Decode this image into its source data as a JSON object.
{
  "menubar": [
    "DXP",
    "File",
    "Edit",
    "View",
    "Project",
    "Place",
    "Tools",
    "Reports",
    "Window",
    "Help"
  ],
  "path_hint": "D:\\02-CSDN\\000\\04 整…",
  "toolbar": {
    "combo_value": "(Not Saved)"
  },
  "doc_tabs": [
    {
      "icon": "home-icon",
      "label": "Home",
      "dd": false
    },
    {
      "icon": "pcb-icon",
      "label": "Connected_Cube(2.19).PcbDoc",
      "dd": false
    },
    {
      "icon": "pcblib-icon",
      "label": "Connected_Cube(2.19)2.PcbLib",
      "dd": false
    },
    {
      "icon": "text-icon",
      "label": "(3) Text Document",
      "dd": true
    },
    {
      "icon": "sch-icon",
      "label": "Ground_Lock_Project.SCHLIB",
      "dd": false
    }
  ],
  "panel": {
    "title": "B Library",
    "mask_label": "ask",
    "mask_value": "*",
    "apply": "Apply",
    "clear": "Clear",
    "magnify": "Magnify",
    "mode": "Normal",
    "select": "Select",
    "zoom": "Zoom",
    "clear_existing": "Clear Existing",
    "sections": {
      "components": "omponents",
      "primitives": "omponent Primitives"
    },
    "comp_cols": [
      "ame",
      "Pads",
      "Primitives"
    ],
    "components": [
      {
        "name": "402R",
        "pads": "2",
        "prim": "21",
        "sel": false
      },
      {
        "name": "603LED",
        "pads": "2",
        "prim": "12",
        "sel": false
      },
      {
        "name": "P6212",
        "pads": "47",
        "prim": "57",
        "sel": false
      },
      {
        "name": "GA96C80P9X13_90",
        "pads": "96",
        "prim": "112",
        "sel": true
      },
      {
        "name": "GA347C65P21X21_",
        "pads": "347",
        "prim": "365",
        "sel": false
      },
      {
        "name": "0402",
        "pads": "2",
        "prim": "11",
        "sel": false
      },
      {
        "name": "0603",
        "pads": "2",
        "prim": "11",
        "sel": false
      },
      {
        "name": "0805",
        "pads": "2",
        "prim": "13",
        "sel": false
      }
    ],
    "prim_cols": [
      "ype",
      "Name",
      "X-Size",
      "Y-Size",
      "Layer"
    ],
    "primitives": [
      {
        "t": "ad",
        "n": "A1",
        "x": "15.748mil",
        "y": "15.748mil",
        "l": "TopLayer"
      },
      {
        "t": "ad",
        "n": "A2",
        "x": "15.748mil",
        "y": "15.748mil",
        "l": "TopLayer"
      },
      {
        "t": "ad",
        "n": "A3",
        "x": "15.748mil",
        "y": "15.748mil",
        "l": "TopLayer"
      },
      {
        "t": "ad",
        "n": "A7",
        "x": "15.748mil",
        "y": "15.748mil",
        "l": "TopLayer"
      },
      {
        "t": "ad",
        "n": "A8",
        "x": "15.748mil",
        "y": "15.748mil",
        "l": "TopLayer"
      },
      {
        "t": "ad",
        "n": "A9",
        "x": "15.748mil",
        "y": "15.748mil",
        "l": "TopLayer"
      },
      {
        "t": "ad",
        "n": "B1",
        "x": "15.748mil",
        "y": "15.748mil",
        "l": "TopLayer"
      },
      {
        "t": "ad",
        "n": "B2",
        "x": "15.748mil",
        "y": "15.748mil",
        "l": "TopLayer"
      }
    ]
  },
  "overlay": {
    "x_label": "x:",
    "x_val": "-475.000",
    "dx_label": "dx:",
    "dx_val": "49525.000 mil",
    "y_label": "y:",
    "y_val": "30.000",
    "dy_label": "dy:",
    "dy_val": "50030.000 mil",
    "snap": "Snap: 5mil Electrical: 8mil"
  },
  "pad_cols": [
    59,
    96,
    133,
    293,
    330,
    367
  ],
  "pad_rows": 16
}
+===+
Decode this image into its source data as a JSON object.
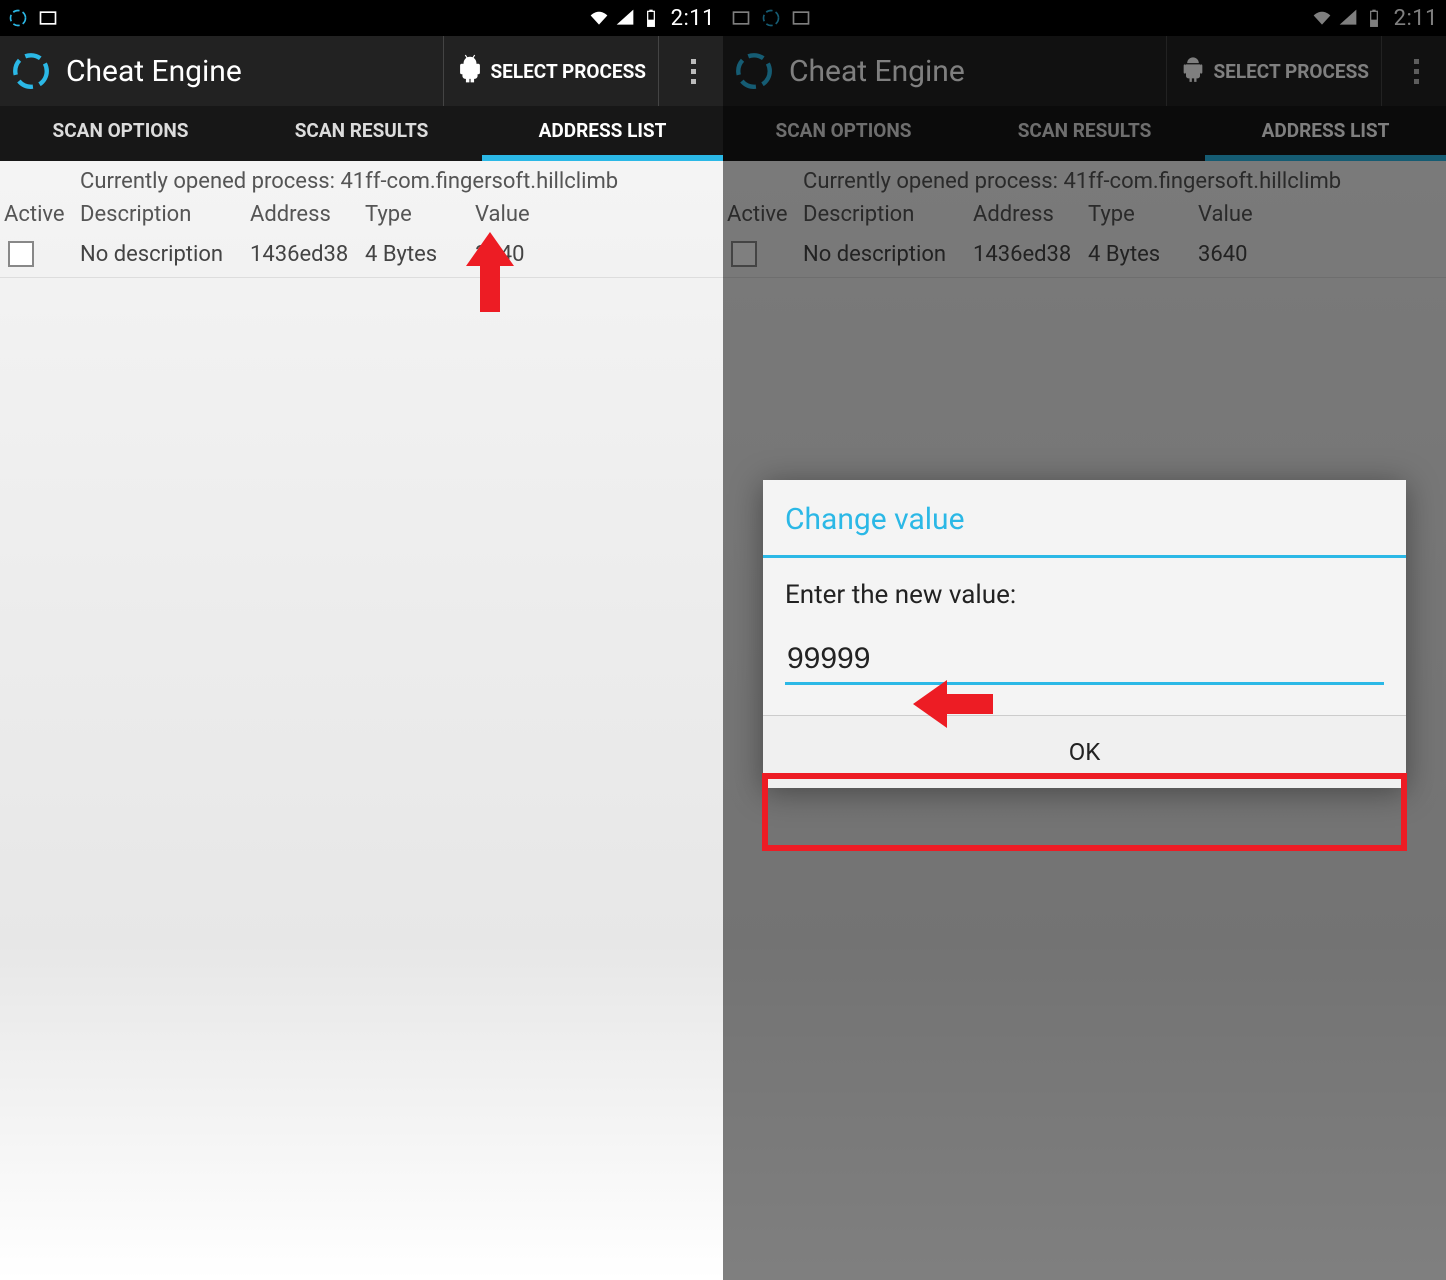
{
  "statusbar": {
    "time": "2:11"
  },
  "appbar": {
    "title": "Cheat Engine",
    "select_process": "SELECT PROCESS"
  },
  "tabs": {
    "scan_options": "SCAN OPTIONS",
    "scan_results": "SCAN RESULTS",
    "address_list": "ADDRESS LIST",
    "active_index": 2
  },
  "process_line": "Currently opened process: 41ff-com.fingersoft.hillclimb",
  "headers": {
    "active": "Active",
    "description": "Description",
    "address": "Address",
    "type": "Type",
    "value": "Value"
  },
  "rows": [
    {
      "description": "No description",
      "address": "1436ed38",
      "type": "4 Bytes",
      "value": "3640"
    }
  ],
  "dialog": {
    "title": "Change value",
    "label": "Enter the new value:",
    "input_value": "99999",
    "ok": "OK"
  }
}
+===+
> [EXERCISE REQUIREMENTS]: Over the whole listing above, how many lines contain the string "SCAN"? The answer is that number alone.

> [RESPONSE TO THIS EXERCISE]: 2